not one, but several hoops to get there. The evidence further shows that plaintiff requires

its employees to sign confidentiality agreements and that it denies its customers any rights

to the Maintenance Code and Event Messages. That there may have been some

instances when plaintiff inadvertently allowed a former customer continued access after

repairs were completed does not defeat its rights, as the protections it devised and

sustained are reasonable beyond peradventure. The description given above of

defendants’ methods to gain access surreptitiously to these trade secrets demonstrates

the third element, the theft of plaintiff’s trade secret.

Plaintiff has shown that defendants’ conduct has caused it irreparable harm. First,

infringement of copyright and theft of trade secrets require no further proof of harm
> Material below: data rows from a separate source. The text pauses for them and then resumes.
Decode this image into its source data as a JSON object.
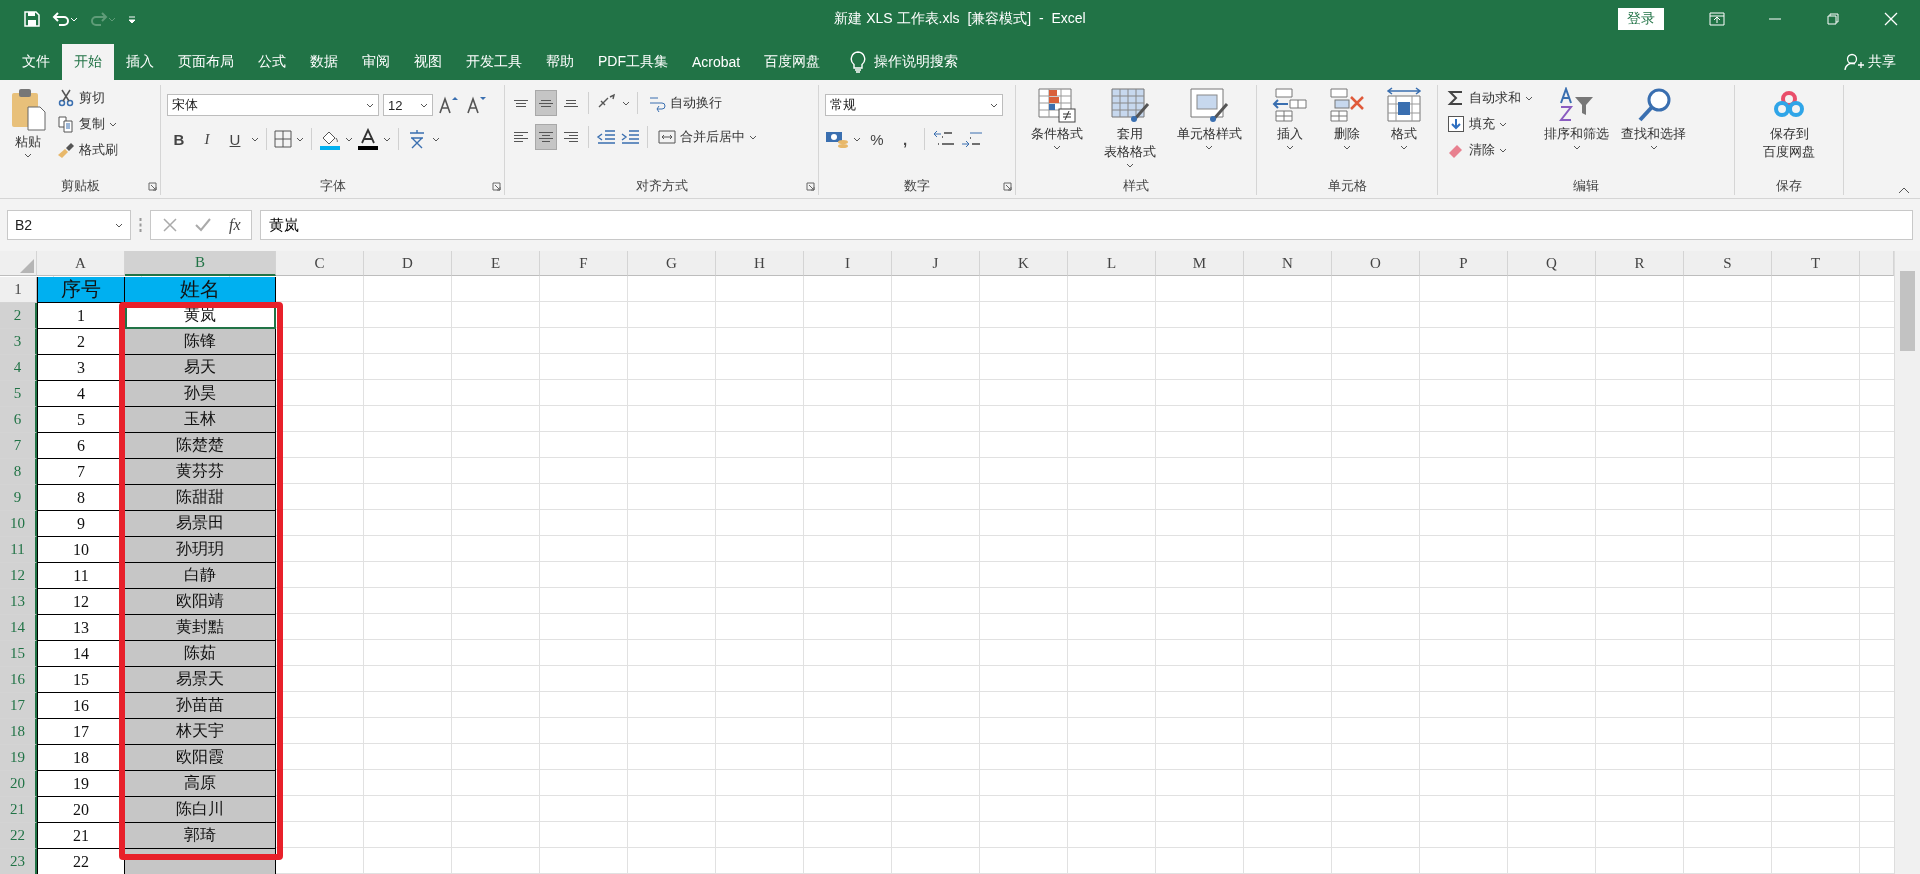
{
  "title_bar": {
    "title": "新建 XLS 工作表.xls  [兼容模式]  -  Excel",
    "login": "登录"
  },
  "tabs": [
    {
      "label": "文件",
      "selected": false
    },
    {
      "label": "开始",
      "selected": true
    },
    {
      "label": "插入",
      "selected": false
    },
    {
      "label": "页面布局",
      "selected": false
    },
    {
      "label": "公式",
      "selected": false
    },
    {
      "label": "数据",
      "selected": false
    },
    {
      "label": "审阅",
      "selected": false
    },
    {
      "label": "视图",
      "selected": false
    },
    {
      "label": "开发工具",
      "selected": false
    },
    {
      "label": "帮助",
      "selected": false
    },
    {
      "label": "PDF工具集",
      "selected": false
    },
    {
      "label": "Acrobat",
      "selected": false
    },
    {
      "label": "百度网盘",
      "selected": false
    }
  ],
  "tell_me": "操作说明搜索",
  "share": "共享",
  "ribbon": {
    "clipboard": {
      "label": "剪贴板",
      "paste": "粘贴",
      "items": [
        {
          "kind": "cut",
          "label": "剪切"
        },
        {
          "kind": "copy",
          "label": "复制"
        },
        {
          "kind": "brush",
          "label": "格式刷"
        }
      ]
    },
    "font": {
      "label": "字体",
      "font_name": "宋体",
      "font_size": "12",
      "styles": [
        "B",
        "I",
        "U"
      ]
    },
    "alignment": {
      "label": "对齐方式",
      "vertical": [
        {
          "kind": "top",
          "selected": false
        },
        {
          "kind": "middle",
          "selected": true
        },
        {
          "kind": "bottom",
          "selected": false
        }
      ],
      "horizontal": [
        {
          "kind": "left",
          "selected": false
        },
        {
          "kind": "center",
          "selected": true
        },
        {
          "kind": "right",
          "selected": false
        }
      ],
      "wrap": "自动换行",
      "merge": "合并后居中"
    },
    "number": {
      "label": "数字",
      "format": "常规",
      "percent": "%",
      "comma": ","
    },
    "styles": {
      "label": "样式",
      "buttons": [
        {
          "kind": "conditional",
          "label": "条件格式"
        },
        {
          "kind": "table",
          "label": "套用",
          "label_2": "表格格式"
        },
        {
          "kind": "cellstyle",
          "label": "单元格样式"
        }
      ]
    },
    "cells": {
      "label": "单元格",
      "buttons": [
        {
          "kind": "insert",
          "label": "插入"
        },
        {
          "kind": "delete",
          "label": "删除"
        },
        {
          "kind": "format",
          "label": "格式"
        }
      ]
    },
    "editing": {
      "label": "编辑",
      "items": [
        {
          "kind": "sum",
          "label": "自动求和"
        },
        {
          "kind": "fill",
          "label": "填充"
        },
        {
          "kind": "clear",
          "label": "清除"
        }
      ],
      "buttons": [
        {
          "kind": "sort",
          "label": "排序和筛选"
        },
        {
          "kind": "find",
          "label": "查找和选择"
        }
      ]
    },
    "save": {
      "label": "保存",
      "button": "保存到",
      "button_2": "百度网盘"
    }
  },
  "formula_bar": {
    "name_box": "B2",
    "fx": "fx",
    "value": "黄岚"
  },
  "sheet": {
    "columns": [
      {
        "label": "A",
        "selected": false
      },
      {
        "label": "B",
        "selected": true
      },
      {
        "label": "C",
        "selected": false
      },
      {
        "label": "D",
        "selected": false
      },
      {
        "label": "E",
        "selected": false
      },
      {
        "label": "F",
        "selected": false
      },
      {
        "label": "G",
        "selected": false
      },
      {
        "label": "H",
        "selected": false
      },
      {
        "label": "I",
        "selected": false
      },
      {
        "label": "J",
        "selected": false
      },
      {
        "label": "K",
        "selected": false
      },
      {
        "label": "L",
        "selected": false
      },
      {
        "label": "M",
        "selected": false
      },
      {
        "label": "N",
        "selected": false
      },
      {
        "label": "O",
        "selected": false
      },
      {
        "label": "P",
        "selected": false
      },
      {
        "label": "Q",
        "selected": false
      },
      {
        "label": "R",
        "selected": false
      },
      {
        "label": "S",
        "selected": false
      },
      {
        "label": "T",
        "selected": false
      }
    ],
    "rows": [
      {
        "header": "1",
        "selected": false,
        "active": false,
        "cells": [
          "序号",
          "姓名"
        ]
      },
      {
        "header": "2",
        "selected": true,
        "active": true,
        "cells": [
          "1",
          "黄岚"
        ]
      },
      {
        "header": "3",
        "selected": true,
        "active": false,
        "cells": [
          "2",
          "陈锋"
        ]
      },
      {
        "header": "4",
        "selected": true,
        "active": false,
        "cells": [
          "3",
          "易天"
        ]
      },
      {
        "header": "5",
        "selected": true,
        "active": false,
        "cells": [
          "4",
          "孙昊"
        ]
      },
      {
        "header": "6",
        "selected": true,
        "active": false,
        "cells": [
          "5",
          "玉林"
        ]
      },
      {
        "header": "7",
        "selected": true,
        "active": false,
        "cells": [
          "6",
          "陈楚楚"
        ]
      },
      {
        "header": "8",
        "selected": true,
        "active": false,
        "cells": [
          "7",
          "黄芬芬"
        ]
      },
      {
        "header": "9",
        "selected": true,
        "active": false,
        "cells": [
          "8",
          "陈甜甜"
        ]
      },
      {
        "header": "10",
        "selected": true,
        "active": false,
        "cells": [
          "9",
          "易景田"
        ]
      },
      {
        "header": "11",
        "selected": true,
        "active": false,
        "cells": [
          "10",
          "孙玥玥"
        ]
      },
      {
        "header": "12",
        "selected": true,
        "active": false,
        "cells": [
          "11",
          "白静"
        ]
      },
      {
        "header": "13",
        "selected": true,
        "active": false,
        "cells": [
          "12",
          "欧阳靖"
        ]
      },
      {
        "header": "14",
        "selected": true,
        "active": false,
        "cells": [
          "13",
          "黄封黠"
        ]
      },
      {
        "header": "15",
        "selected": true,
        "active": false,
        "cells": [
          "14",
          "陈茹"
        ]
      },
      {
        "header": "16",
        "selected": true,
        "active": false,
        "cells": [
          "15",
          "易景天"
        ]
      },
      {
        "header": "17",
        "selected": true,
        "active": false,
        "cells": [
          "16",
          "孙苗苗"
        ]
      },
      {
        "header": "18",
        "selected": true,
        "active": false,
        "cells": [
          "17",
          "林天宇"
        ]
      },
      {
        "header": "19",
        "selected": true,
        "active": false,
        "cells": [
          "18",
          "欧阳霞"
        ]
      },
      {
        "header": "20",
        "selected": true,
        "active": false,
        "cells": [
          "19",
          "高原"
        ]
      },
      {
        "header": "21",
        "selected": true,
        "active": false,
        "cells": [
          "20",
          "陈白川"
        ]
      },
      {
        "header": "22",
        "selected": true,
        "active": false,
        "cells": [
          "21",
          "郭琦"
        ]
      },
      {
        "header": "23",
        "selected": true,
        "active": false,
        "cells": [
          "22"
        ]
      }
    ]
  }
}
because harm is presumed. Concrete Machinery, 843 F.2d at 611-12. Second, although I

had in earlier stages of these proceedings suggested that money damages were sufficient

to make plaintiff whole, the equation has since then changed. The evidence shows that

plaintiff’s financial losses to date and those projected if the injunction does not issue are

far in excess of defendants’ ability to pay.

The balance of harm to plaintiff from the denial of the injunction against that to

defendant from the grant thereof tilts heavily to plaintiff given its financial losses and

damage to its customer relations from defendants’ deliberate and calculated misconduct

and theft. Lastly, the policy providing for and favoring protection of intellectual property

also suggests that the public interest is best served when infringement of rights to and

misappropriation of intellectual property are restrained. Id. at 612.

Defendants have interposed antitrust defenses that, they argue, bar the issuance of

an injunction. They accuse plaintiff of illegal tying arrangements: Maintenance Code to

maintenance service contracts. These allegations appear to have even less merit than the

antitrust counterclaims rejected by the Court of Appeals in Data General Corp., 36 F.3d at

1178-81. The record is devoid of any evidence that plaintiff offers to sell to its customers

its Maintenance Code if only they will also enter into service contracts. The evidence is all

the other way. Plaintiff does not sell its Maintenance Code separately. Nor does the

evidence in the record support defendants’ contention that

plaintiff has monopoly power in the markets for storage systems and their maintenance.

Finally, defendants cannot avoid an injunction against their illegal conduct by alleging

violations of antitrust law on plaintiff’s part. Id. at 1170 n.43.

The motion for a preliminary injunction is allowed.

/s/ Rya W. Zobel